No developments observed this year.
The discharge of child combatants was completed on 8 February 2010. The UNMIN monitored the discharge process and provided rehabilitation support for the discharged child combatants.4 In Tarai region, several armed groups recruited children for extortion purposes as well as for enforcing general strikes called by the armed groups.5 Children with disabilities also faced abuses and neglect at home and in their communities. Children with disabilities were often denied access to quality education.6 Such behavior suggests that children’s rights, as provided by the 2006 CPA, remained unimplemented in some parts of the country.
- 4. "Secretary General’s Report to the Security Council," United Nations (S/2010/183), April 13, 2010.
- 5. "World Report 2011-Nepal," Human Rights Watch, 2011, accessed August 1, 2012, http://www.hrw.org/en/world-report-2011/nepal.
- 6. "Future Stolen: Barriers to Education for Children with Disabilities in Nepal," Human Rights Watch, 2011, accessed August 1, 2012, http://www.hrw.org.
The provision prohibiting the conscription of children into the armed forces was adhered to with the discharge of child soldiers from the Maoist cantonments as well as their subsequent rehabilitation. Children, however, were used in violent activities in Tarai region by different armed outfits. There was no documentation of children being recruited into the armed forces by any groups but it still remains a problem in Tarai region. The children were used for labor purposes, and many of them were working in the informal sector and as domestic helper.
There was no documentation of children being recruited into the armed forces by any groups but it still remains a problem in Tarai region. The children were used for labor purposes, and many of them were working in the informal sector and as domestic helper.

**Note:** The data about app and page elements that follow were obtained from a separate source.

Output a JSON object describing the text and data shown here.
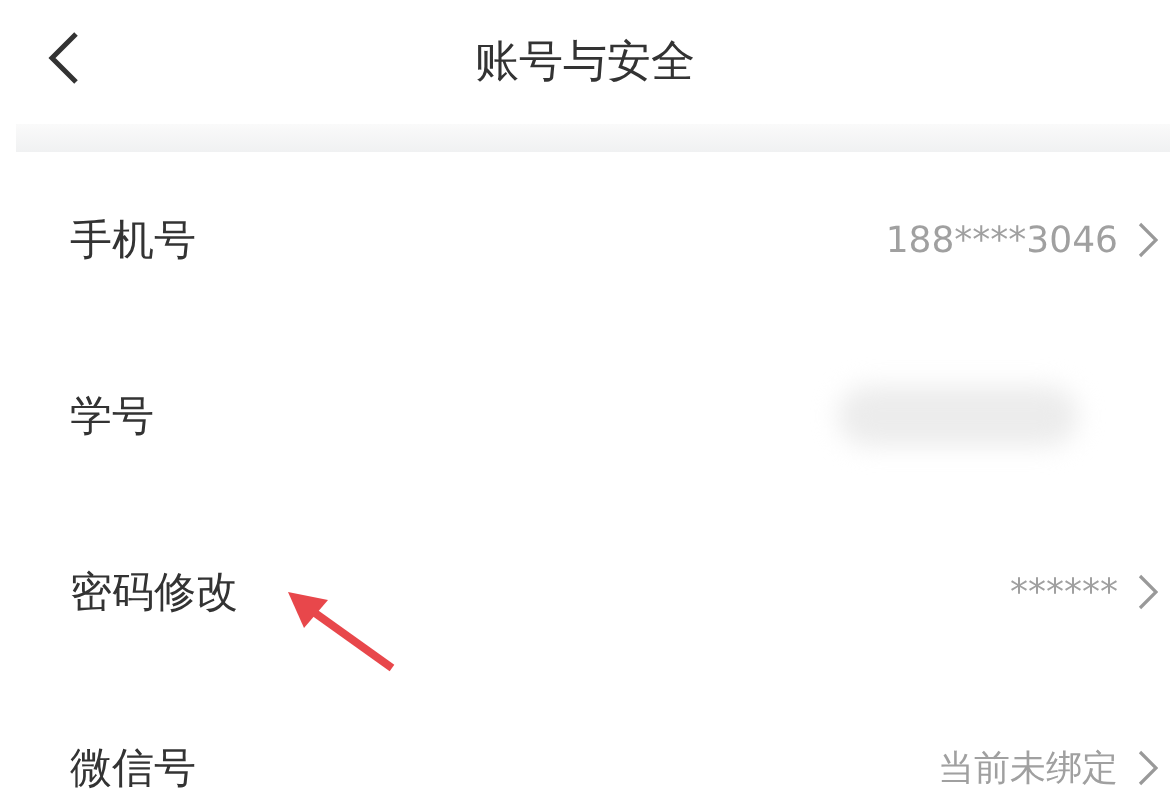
{
  "header": {
    "title": "账号与安全"
  },
  "rows": [
    {
      "label": "手机号",
      "kind": "text",
      "value": "188****3046",
      "chevron": true,
      "pointed": false
    },
    {
      "label": "学号",
      "kind": "blurred",
      "chevron": false,
      "pointed": false
    },
    {
      "label": "密码修改",
      "kind": "text",
      "value": "******",
      "chevron": true,
      "pointed": true
    },
    {
      "label": "微信号",
      "kind": "text",
      "value": "当前未绑定",
      "chevron": true,
      "pointed": false
    }
  ]
}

While recruitment of children in armed forces stopped in recent years, children were forced to work in agriculture, industry, and service sectors.7 The Nepal government has various laws and regulations related to child labor and has set up various enforcement agencies. As a matter of fact, the government’s Department of Labor has recruited inspectors to monitor inspection programs and child rights officers in all districts of Nepal have received basic training from the government.8 According to the US State Department Human Rights report, violence against children in Nepal remains widespread.9

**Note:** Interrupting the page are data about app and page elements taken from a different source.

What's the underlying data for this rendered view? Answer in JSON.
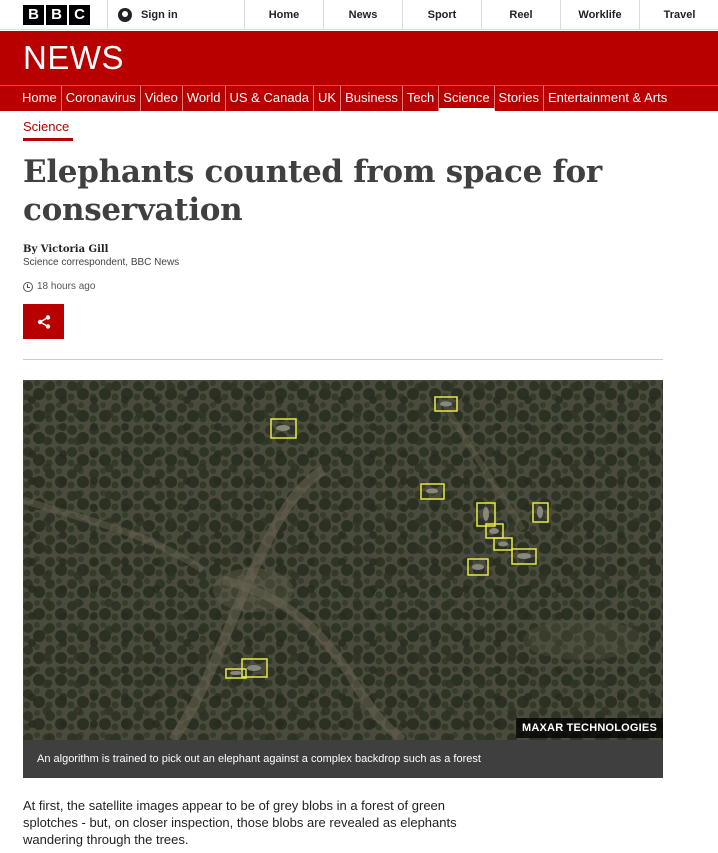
{
  "header": {
    "logo_letters": [
      "B",
      "B",
      "C"
    ],
    "signin_label": "Sign in",
    "nav": [
      "Home",
      "News",
      "Sport",
      "Reel",
      "Worklife",
      "Travel"
    ]
  },
  "news_band": {
    "title": "NEWS",
    "nav": [
      "Home",
      "Coronavirus",
      "Video",
      "World",
      "US & Canada",
      "UK",
      "Business",
      "Tech",
      "Science",
      "Stories",
      "Entertainment & Arts"
    ],
    "active": "Science"
  },
  "article": {
    "section": "Science",
    "headline": "Elephants counted from space for conservation",
    "author": "By Victoria Gill",
    "author_role": "Science correspondent, BBC News",
    "timestamp": "18 hours ago",
    "image_credit": "MAXAR TECHNOLOGIES",
    "image_caption": "An algorithm is trained to pick out an elephant against a complex backdrop such as a forest",
    "body": "At first, the satellite images appear to be of grey blobs in a forest of green splotches - but, on closer inspection, those blobs are revealed as elephants wandering through the trees."
  },
  "colors": {
    "brand_red": "#b80000",
    "detection_box": "#e8e84a"
  },
  "icons": [
    "user-icon",
    "share-icon",
    "clock-icon"
  ]
}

- 7. “Nepal – 2013 Findings on the works forms of child labor,” United States Department of Labor, http://www.dol.gov/ilab/reports/child-labor/nepal.htm#ENREF_1.
- 8. Ibid.
- 9. “Country Reports on Human Rights Practices for 2013 - Nepal,” Bureau of Democracy, Human Rights and Labor http://www.state.gov/j/drl/rls/hrrpt/humanrightsreport/index.htm#wrapper.
Issues related to child labor and violence against children have not been adequately addressed. Further details are not available.
Issues related to child labor and violence against children have not been adequately addressed. Nevertheless, the draft constitution provides various rights to children. It is unconstitutional to practice child labor and force them to work in factories, mines or other dangerous places. Conscription of children is strictly prohibited.